▸ **WORK TASK**
Of all the lines in the material, how many carry the string "title"? Respond with the number by itself.

▸ **EXTRACTED DATA**
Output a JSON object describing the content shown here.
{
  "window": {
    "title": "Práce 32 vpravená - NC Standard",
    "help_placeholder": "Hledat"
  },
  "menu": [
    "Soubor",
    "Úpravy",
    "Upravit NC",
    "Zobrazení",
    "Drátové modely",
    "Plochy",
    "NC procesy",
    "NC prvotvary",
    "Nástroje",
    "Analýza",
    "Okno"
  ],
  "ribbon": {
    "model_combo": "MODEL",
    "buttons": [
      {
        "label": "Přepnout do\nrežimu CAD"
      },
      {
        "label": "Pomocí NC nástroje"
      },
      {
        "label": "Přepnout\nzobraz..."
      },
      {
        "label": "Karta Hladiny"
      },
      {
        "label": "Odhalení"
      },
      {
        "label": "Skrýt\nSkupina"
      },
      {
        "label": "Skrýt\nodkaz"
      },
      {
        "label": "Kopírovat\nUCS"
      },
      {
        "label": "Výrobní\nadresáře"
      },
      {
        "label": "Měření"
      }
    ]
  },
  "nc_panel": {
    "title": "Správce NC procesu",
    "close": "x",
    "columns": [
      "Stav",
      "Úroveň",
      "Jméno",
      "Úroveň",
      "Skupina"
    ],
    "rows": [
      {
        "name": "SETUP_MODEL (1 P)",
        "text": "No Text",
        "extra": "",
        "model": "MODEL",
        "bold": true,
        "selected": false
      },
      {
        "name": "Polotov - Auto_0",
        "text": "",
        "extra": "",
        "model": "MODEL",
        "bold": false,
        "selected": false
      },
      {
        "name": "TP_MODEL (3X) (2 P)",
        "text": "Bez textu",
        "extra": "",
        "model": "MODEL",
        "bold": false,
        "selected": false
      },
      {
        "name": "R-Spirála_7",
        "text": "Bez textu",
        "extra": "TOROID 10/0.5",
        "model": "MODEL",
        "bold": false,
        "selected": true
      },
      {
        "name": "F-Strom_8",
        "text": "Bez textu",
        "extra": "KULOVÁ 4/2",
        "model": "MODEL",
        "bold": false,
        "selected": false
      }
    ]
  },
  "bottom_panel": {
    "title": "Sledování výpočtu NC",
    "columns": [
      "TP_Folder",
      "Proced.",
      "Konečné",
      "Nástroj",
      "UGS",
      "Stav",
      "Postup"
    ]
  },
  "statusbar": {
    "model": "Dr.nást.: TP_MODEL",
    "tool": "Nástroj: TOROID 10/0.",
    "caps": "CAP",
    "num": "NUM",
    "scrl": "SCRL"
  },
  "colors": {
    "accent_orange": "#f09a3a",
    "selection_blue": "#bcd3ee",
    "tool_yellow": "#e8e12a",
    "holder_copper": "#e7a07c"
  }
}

▸ **TASK RESPONSE**
3